Throughout the year, Johnny noticed the tiny, very green leaves of the small shoot did not grow out to be as long as the usual Tough Bully. Further, the underside of the leaves never developed the rusty-colored fuzziness expected from a Tough Bully. This is what lead to the positive identification of genus Pseudoziziphus.

By June, the Jujube’s leaves have stopped extending. Some leaves come to a thorn-like point, some leaves are more heart-shaped. They are very red at the base of the leaf stem.

Once identified as a Jujube, the young shrub has been protected by a circular cage made from 24″ wide hardware cloth attached to a pair of T-posts, which is enough for the plant not yet six inches tall. Soon it will need a larger enclosure, but this was what was on-hand.

The cage is mostly to keep Gopher Tortoises or White-tailed Deer from munching the young shoot. The 1″ hardware cloth also supports a shade-cloth and prevents foot traffic.

Further, a net made for citrus trees has been employed to provide shade from the intense Florida sun. If this young shoot was mostly covered by sodgrass last year, it is likely the full sun might be a bit much for it this year.

A bit large for the 24″ tall cage, this citrus net makes a good shade cloth, and the cage beneath holds it up, even in heavy rain. See if you can spot the nosy Gopher Tortoise who can’t wait for his Jujubes.

Johnny believes that to determine if this Jujube is a Florida Jujube (Pseudoziziphus celata) or a Parry’s Jujube (Pseudoziziphus parryii) will require DNA sequencing. He suspects more than one horticulturist of the late nineteenth century and early twentieth century might have brought Parry’s Jujube root-stock from the California Chaparral to see if it might survive the harsh and ancient Lake Wales Ridge environment. Certainly, someone working for Edward Bok might have brought one while building his extravagant botanical garden featuring many species brought in from all over the world. Many of these botanical gardens brought invasive species with them, such as Cogongrass, or Brazilian Pepper, sold as a Holly-like ornamental landscaping plants in the late 1800s.

Further, some of the more intensive tissue culture experiments performed on Pseudoziziphus in Florida included heavy doses of hormones intended to increase the number of new shoots using a process called ‘micropropagation.’ There is a chance this lab-based experiment might have simply genetically modified a Parry’s Jujube into a new cultivar. The DNA sequencing results will be interesting, but will have to wait until this shoot can become a bush large enough to donate a handful of leaves.
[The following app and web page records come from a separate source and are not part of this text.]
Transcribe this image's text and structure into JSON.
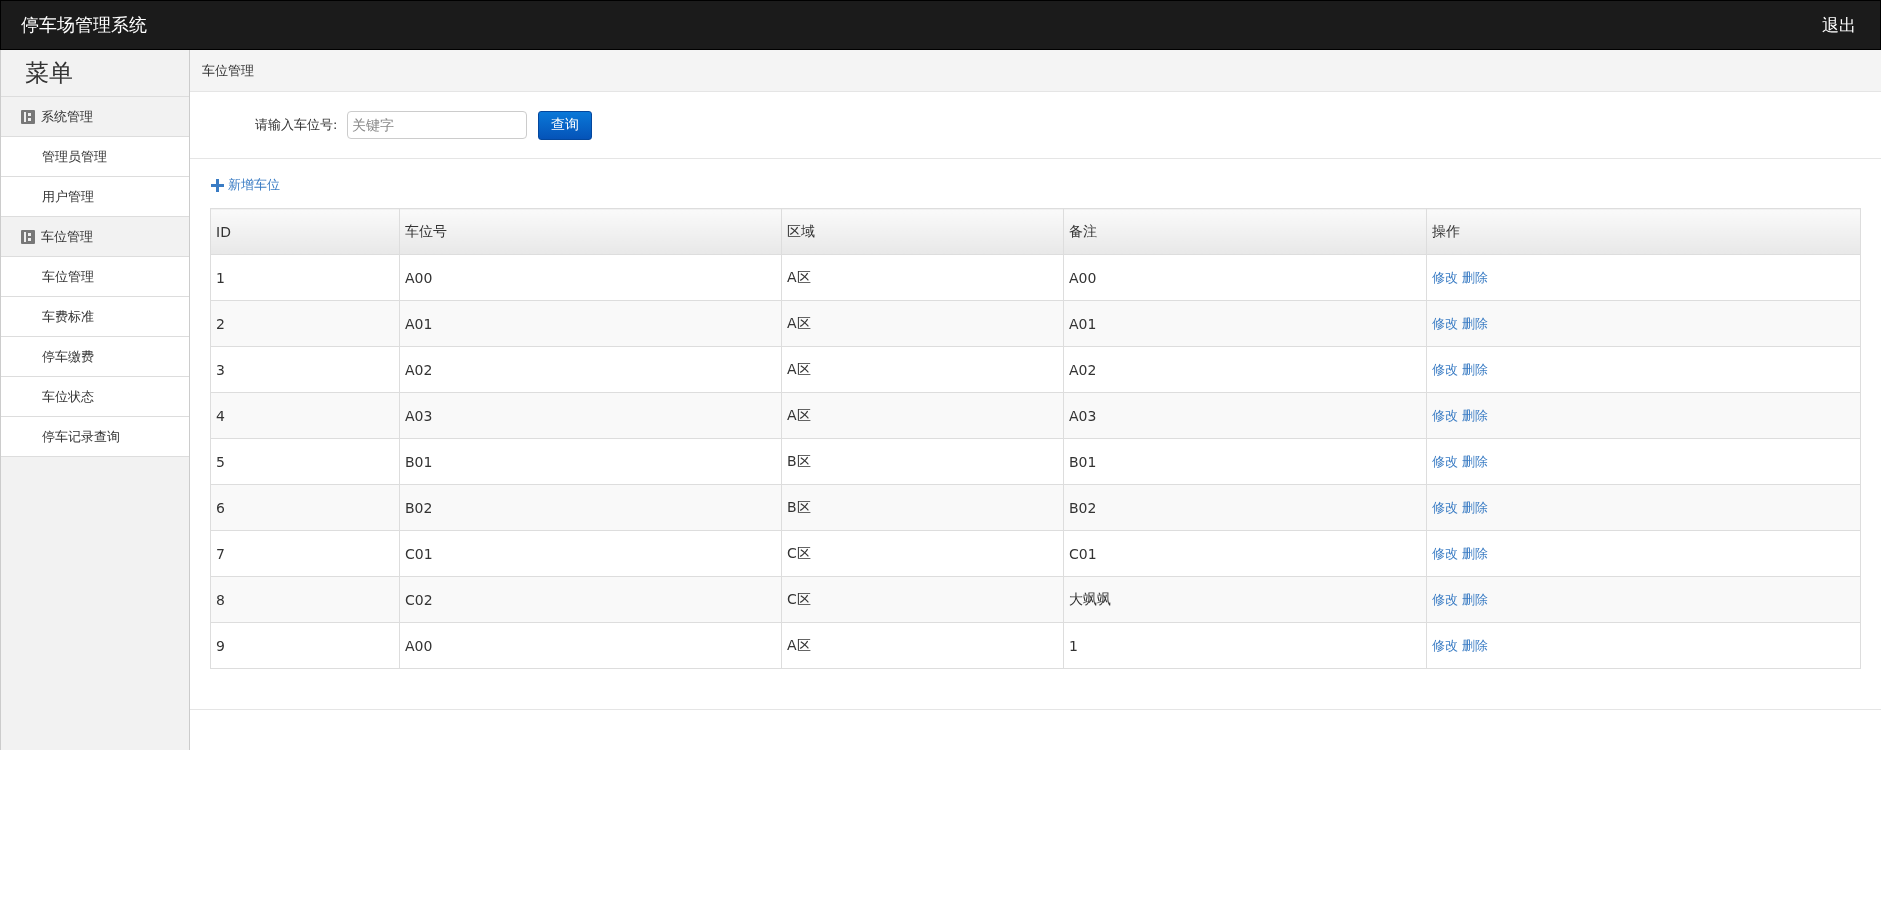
{
  "header": {
    "title": "停车场管理系统",
    "logout": "退出"
  },
  "sidebar": {
    "title": "菜单",
    "groups": [
      {
        "label": "系统管理",
        "items": [
          {
            "label": "管理员管理"
          },
          {
            "label": "用户管理"
          }
        ]
      },
      {
        "label": "车位管理",
        "items": [
          {
            "label": "车位管理"
          },
          {
            "label": "车费标准"
          },
          {
            "label": "停车缴费"
          },
          {
            "label": "车位状态"
          },
          {
            "label": "停车记录查询"
          }
        ]
      }
    ]
  },
  "breadcrumb": "车位管理",
  "search": {
    "label": "请输入车位号:",
    "placeholder": "关键字",
    "button": "查询"
  },
  "add_link": "新增车位",
  "table": {
    "columns": [
      "ID",
      "车位号",
      "区域",
      "备注",
      "操作"
    ],
    "rows": [
      {
        "cells": [
          "1",
          "A00",
          "A区",
          "A00"
        ],
        "actions": [
          "修改",
          "删除"
        ]
      },
      {
        "cells": [
          "2",
          "A01",
          "A区",
          "A01"
        ],
        "actions": [
          "修改",
          "删除"
        ]
      },
      {
        "cells": [
          "3",
          "A02",
          "A区",
          "A02"
        ],
        "actions": [
          "修改",
          "删除"
        ]
      },
      {
        "cells": [
          "4",
          "A03",
          "A区",
          "A03"
        ],
        "actions": [
          "修改",
          "删除"
        ]
      },
      {
        "cells": [
          "5",
          "B01",
          "B区",
          "B01"
        ],
        "actions": [
          "修改",
          "删除"
        ]
      },
      {
        "cells": [
          "6",
          "B02",
          "B区",
          "B02"
        ],
        "actions": [
          "修改",
          "删除"
        ]
      },
      {
        "cells": [
          "7",
          "C01",
          "C区",
          "C01"
        ],
        "actions": [
          "修改",
          "删除"
        ]
      },
      {
        "cells": [
          "8",
          "C02",
          "C区",
          "大飒飒"
        ],
        "actions": [
          "修改",
          "删除"
        ]
      },
      {
        "cells": [
          "9",
          "A00",
          "A区",
          "1"
        ],
        "actions": [
          "修改",
          "删除"
        ]
      }
    ]
  }
}
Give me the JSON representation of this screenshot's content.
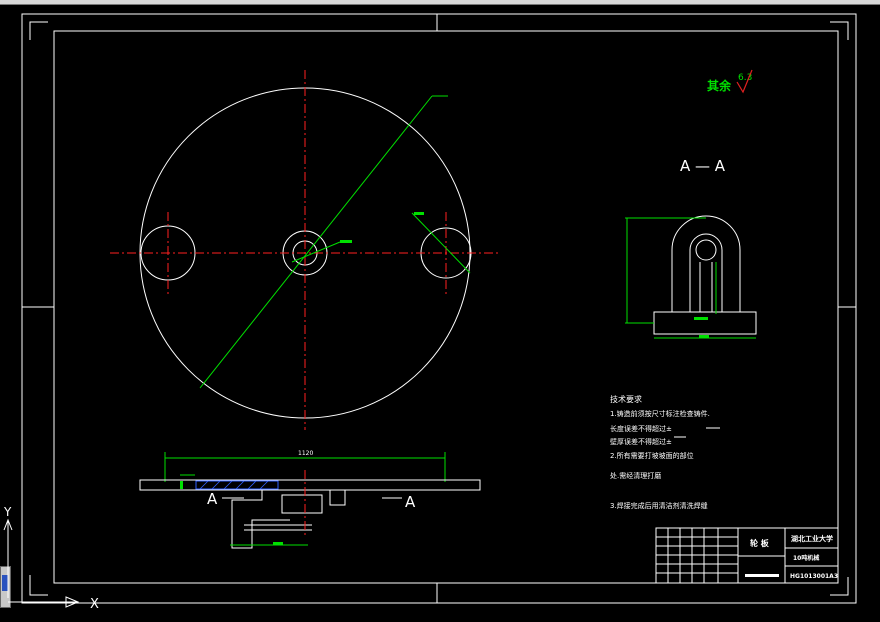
{
  "drawing": {
    "roughness_label": "其余",
    "roughness_value": "6.3",
    "section_label_main": "A — A",
    "section_mark_left": "A",
    "section_mark_right": "A",
    "dim_width_bottom": "1120",
    "tech_requirements": {
      "title": "技术要求",
      "lines": [
        "1.铸造前须按尺寸标注检查铸件.",
        "长度误差不得超过±",
        "壁厚误差不得超过±",
        "2.所有需要打坡坡面的部位",
        "处.需经清理打磨",
        "3.焊接完成后用清洁剂清洗焊缝"
      ]
    },
    "title_block": {
      "part_name": "轮 板",
      "school": "湖北工业大学",
      "project": "10吨机械",
      "drawing_no": "HG1013001A3"
    }
  },
  "ui": {
    "axis_y": "Y",
    "axis_x": "X"
  },
  "colors": {
    "background": "#000000",
    "outline": "#ffffff",
    "centerline": "#ff2020",
    "dimension": "#00e000",
    "hatch": "#3060ff"
  }
}
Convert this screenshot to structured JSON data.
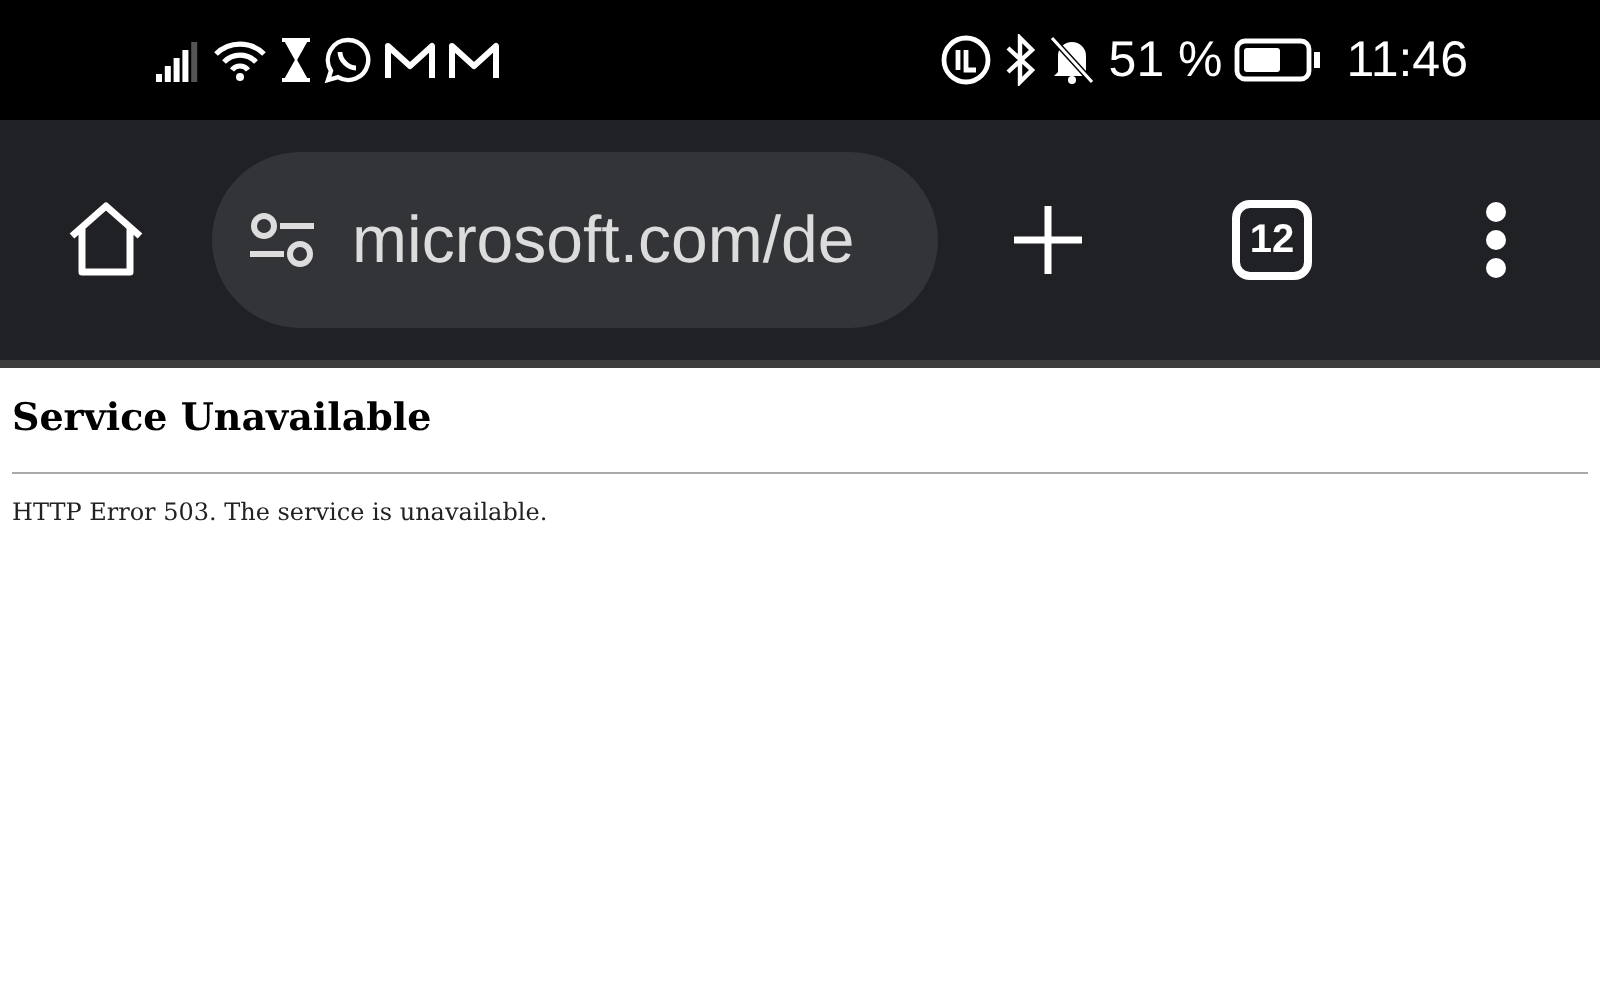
{
  "status_bar": {
    "battery": "51 %",
    "time": "11:46"
  },
  "toolbar": {
    "url": "microsoft.com/de",
    "tab_count": "12"
  },
  "page": {
    "heading": "Service Unavailable",
    "message": "HTTP Error 503. The service is unavailable."
  }
}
The native grasses and flowers that have popped up since Johnny’s Prescribed Microburn treatment have attracted Gopher Tortoises. They must not care for sodgrass as forage.

Regardless of which exact species is from which exact area, Gopher Tortoises love Jujubes. They will find them from below, while tunneling safely out of sight, and create an opening directly under the Jujube, where the fruits tend to fall and congregate amongst the thorns.

“I did not do it,” said the juvenile Gopher Tortoise.

Gopher tortoises are not afraid of thorns; their favorite plant to eat found in the area of the Jujube, has one common name of ‘Finger Rot.’ A tortoise will even race you to get to it first before they scurry off to their burrow, still chewing.

They will even bite and cut the roots of our precious Jujubes! Luckily, this just creates more bushy outgrowths in a mature plant. In this way the Gopher Tortoise is truly farming his land; making it better for himself, and for everyone.. one day at a time!

A drippy, leaky hose is allowed to irrigate the Jujube through the dry months; the water trickles downhill toward the plant. Centipede Grass still visible in the area, now must be removed by hand to avoid herbicide use.

Leave a Comment